Jack’s desire to become the chief over the tribe causes him to harm Ralph with his spear: “Viciously, with full intention, he hurled his spear at Ralph” (181). It represents a symbol of power for Jack, causing greed to overcome him, making him think that he’s capable of killing the beast, but in society, evil cannot kill evil, showing that corrupt politicians will always exist within our government. In addition, the spear symbolizes the evil does when the controls of civilization are released, ultimately resulting in the downfall of society. Although the savagery use of the spear is also established by Ralph during the pig hunt, Ralph is more repressed and despite his ideas towards the civilization, he also has an evil side. Jack’s complete savagery regarding the dominance of power through the spear replaces Ralph’s disciplined community on the island.
Simon ends up having an imaginary dialogue with the pig head. In the dialogue it tells Simon that it symbolizes the evil that lies within every human being. It also says that it, metaphorically speaking, will have fun with Simon, meaning that the evil in the hunters will end up killing Simon. This pig head is called lord of the flies, because of its allurement of flies. Just like the flies are allured towards the pig head, the boys are allured towards the evil.
The key word there is “almost”. They could have killed the pig, but they didn’t realize they had it in them until they replayed the situation in their head. Once they tasted blood at first, they couldn’t stop. The power their ability to hold the life of another creature in their hand eventually consumed them, and led to one too many people dying. Jack believed that “you are good when you walk to your goal firmly and with bold steps.”, except his goal was all consuming power and anyone who stood in his way wouldn’t stand a chance.
Although, as we see on this page, Ralph successfully kills a pig and is weirdly (compared to previous reactions) excited about it. This is contrasting to the way he behaved before. He is giddy and filled with adrenaline because of the kill. This to me symbolizes the change from civil to savage. It shows us that even though Ralph had continually been the one who tried to bring order and civilization to the island, even he was overcome by savagery in order to satisfy his inner needs.
In a general way we mean how our species’ excessive predatoriness has made the entire planet our prey” (Martel 38). He implies that human atrocities are excuses for survival, which, in his views, justifies the evil deeds that he commits against the wild animals on the boat. Additionally, the fear of dying plays a huge role in Pi’s decision to become violent, “I must say a word about fear. It is life’s only true opponent. Only fear can defeat life.” (Martel 214).
This is the first sign of the devolution of Jack. The way he is bent over whilst hunting for prey is similar to how our ancestors behaved. Another signal is when Jack argues with Ralph stating that "We want meat" (Golding 53). This shows that Jack is starting to lust for blood. The exact opposite happened to him earlier in the story when he could not kill the pig because he was too scared.
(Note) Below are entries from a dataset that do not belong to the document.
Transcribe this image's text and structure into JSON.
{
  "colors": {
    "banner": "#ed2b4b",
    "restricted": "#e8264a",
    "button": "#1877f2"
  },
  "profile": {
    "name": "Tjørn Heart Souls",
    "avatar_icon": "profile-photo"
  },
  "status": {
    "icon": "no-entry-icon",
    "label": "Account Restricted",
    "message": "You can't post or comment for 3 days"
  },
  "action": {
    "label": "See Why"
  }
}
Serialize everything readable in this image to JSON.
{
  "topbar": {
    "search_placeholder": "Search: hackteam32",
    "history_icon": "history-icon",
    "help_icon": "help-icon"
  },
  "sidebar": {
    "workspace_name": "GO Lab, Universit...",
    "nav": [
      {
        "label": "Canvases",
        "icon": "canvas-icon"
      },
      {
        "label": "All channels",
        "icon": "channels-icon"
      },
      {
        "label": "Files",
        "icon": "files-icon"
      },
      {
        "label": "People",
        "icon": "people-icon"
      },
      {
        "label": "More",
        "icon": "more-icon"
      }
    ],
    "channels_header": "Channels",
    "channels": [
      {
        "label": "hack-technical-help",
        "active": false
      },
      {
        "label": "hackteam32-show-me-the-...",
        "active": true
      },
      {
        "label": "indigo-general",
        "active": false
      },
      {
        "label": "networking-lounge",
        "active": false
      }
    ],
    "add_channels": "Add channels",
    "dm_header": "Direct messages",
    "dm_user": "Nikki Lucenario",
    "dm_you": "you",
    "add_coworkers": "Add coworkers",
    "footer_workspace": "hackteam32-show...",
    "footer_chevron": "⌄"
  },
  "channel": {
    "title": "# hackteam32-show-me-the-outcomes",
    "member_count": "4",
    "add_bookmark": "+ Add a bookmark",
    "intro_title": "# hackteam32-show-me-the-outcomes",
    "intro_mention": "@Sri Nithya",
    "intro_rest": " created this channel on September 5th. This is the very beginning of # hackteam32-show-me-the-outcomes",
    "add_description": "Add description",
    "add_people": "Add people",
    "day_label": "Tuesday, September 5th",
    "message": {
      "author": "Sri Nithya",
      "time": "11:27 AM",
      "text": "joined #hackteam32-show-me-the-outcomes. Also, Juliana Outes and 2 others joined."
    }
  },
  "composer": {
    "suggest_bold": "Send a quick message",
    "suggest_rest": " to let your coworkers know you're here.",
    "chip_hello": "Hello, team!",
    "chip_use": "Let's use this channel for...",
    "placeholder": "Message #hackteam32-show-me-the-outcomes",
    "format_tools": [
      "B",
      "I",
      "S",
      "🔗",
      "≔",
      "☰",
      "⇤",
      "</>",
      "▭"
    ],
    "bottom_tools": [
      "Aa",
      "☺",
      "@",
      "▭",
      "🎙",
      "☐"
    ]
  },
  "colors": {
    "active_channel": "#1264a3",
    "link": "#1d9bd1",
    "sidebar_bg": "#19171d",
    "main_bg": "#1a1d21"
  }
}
In an atmosphere where the beast is real, policies and human morals lose their values and become utterly useless. The democracy that Ralph initiated disappears and yields to a chaotic dictatorship, with Jack at the head, which represents evil and the beast viewed as both a dread and a symbol of worship and reverence. The boys’ increasing allegiance to the existence of the monster is demonstrated in their impalement of the sow’s head on the stake given as an offering to the beast. Thus, Jack slowly gains power and authority by feeding on the islanders’ consternation. As the story evolves, the children’s dread of the beast increases.